# Underwater vortex photos

• December 14th, 2009, 07:28 PM
sirfun
Underwater vortex photos
I have seen this phenom in a movie and recently a photographer posted a couple underwater photos from Hawaii where you can see what looks like little tornadoes behind the curl of a wave.
When I asked him what they were, he responded with this: "I have no idea what you call those things or what they are. All I know is they have something to do with the turbulence under the water, after the lip penetrates. They're fun to shoot, but you almost have to develop a sixth sense about where the lip will be touching down, because you're underwater. Here's another one from yesterday..."

Here's the 2 photos.
http://img135.imageshack.us/img135/8...12120943fa.jpg
http://img135.imageshack.us/img135/4...12120962fa.jpg
• December 16th, 2009, 01:07 AM
sirfun
I really am interested in understanding this and will continue to check back to see if anyone has ANY comments.
• December 16th, 2009, 02:25 AM
marnixR
not even sure what i'm looking at - is it air trapped in a breaker, or air/foam being dragged into the water ? or something else altogether ?
• December 25th, 2009, 11:51 AM
cypress
It is airflow being sucked into and under the advancing wave. Just as air is sucked into a rapidly draining sink drain due to the vast difference in viscosity between air and water forming a vortex. Rotation is due to the pressure difference and the resulting centripetal forces. The water and air is drawn in, under, and behind the advancing wave as the amplitude builds near shore and the shallow water starves the wave of the normal water volume available at greater depths. This reduction in cross sectional area for counter-flow (required to build wave amplitude, based on wave energy physics) causes the water velocity to peak right as the wave crests. This is where the vortexes would form.
• January 11th, 2010, 11:37 AM
sirfun
Quote:

Originally Posted by cypress
It is airflow being sucked into and under the advancing wave.

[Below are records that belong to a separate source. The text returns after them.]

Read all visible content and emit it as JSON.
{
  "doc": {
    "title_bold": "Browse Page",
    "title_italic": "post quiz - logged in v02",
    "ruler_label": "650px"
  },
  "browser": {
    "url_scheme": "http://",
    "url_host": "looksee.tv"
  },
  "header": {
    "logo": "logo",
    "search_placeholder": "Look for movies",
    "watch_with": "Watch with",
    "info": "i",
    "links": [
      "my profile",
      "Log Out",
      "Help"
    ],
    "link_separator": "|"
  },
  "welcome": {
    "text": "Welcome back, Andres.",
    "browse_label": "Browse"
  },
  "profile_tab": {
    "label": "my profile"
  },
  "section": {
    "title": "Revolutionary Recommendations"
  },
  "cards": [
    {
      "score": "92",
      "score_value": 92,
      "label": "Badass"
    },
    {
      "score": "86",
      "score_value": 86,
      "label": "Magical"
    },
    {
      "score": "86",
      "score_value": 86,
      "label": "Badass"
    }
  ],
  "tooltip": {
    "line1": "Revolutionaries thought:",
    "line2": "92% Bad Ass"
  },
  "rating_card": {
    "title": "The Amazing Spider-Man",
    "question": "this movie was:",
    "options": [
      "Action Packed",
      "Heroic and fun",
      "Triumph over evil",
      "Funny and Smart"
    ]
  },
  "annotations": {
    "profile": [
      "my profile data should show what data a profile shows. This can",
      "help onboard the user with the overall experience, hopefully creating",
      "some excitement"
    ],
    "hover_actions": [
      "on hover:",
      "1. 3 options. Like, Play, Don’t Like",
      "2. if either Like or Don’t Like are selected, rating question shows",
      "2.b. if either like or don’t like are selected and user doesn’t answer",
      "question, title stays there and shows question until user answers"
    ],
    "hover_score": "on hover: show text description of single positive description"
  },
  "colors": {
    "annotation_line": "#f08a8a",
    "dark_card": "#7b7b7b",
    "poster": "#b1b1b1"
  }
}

Just as air is sucked into a rapidly draining sink drain due to the vast difference in viscosity between air and water forming a vortex. Rotation is due to the pressure difference and the resulting centripetal forces. The water and air is drawn in, under, and behind the advancing wave as the amplitude builds near shore and the shallow water starves the wave of the normal water volume available at greater depths. This reduction in cross sectional area for counter-flow (required to build wave amplitude, based on wave energy physics) causes the water velocity to peak right as the wave crests. This is where the vortexes would fom.

Wow,
Thanks for taking the time to explain that process to me. I can't say that I totally understood what you said but I think I get the jest of it.
• January 14th, 2010, 04:00 AM
Pong
Quote:

Originally Posted by cypress
It is airflow being sucked into and under the advancing wave. Just as air is sucked into a rapidly draining sink drain due to the vast difference in viscosity between air and water forming a vortex. Rotation is due to the pressure difference and the resulting centripetal forces. The water and air is drawn in, under, and behind the advancing wave as the amplitude builds near shore and the shallow water starves the wave of the normal water volume available at greater depths. This reduction in cross sectional area for counter-flow (required to build wave amplitude, based on wave energy physics) causes the water velocity to peak right as the wave crests. This is where the vortexes would form.

Woo. :shock:

'Course it is my nature to flip everything upside down. So after reading that awesome explanation I wonder if one could say the air is trailing behind, not sucked under. So rather than sink drain dragging air through space I see the temporal wake of an advancing boat's propeller. Just another way of looking at it.
• June 8th, 2010, 08:39 PM
casablanca
A vortex is a spinning, often turbulent, flow of fluid. Any spiral motion with closed streamlines is vortex flow. The motion of the fluid swirling rapidly around a center is called a vortex. The speed and rate of rotation of the fluid in a free (irrotational) vortex are greatest at the center, and decrease progressively with distance from the center, whereas the speed of a forced (rotational) vortex is zero at the center and increases proportional to the distance from the center. Both types of vortices exhibit a pressure minimum at the center, though the pressure minimum in a free vortex is much lower.

photo may be a Whirlpool: a swirling body of water produced by ocean tides.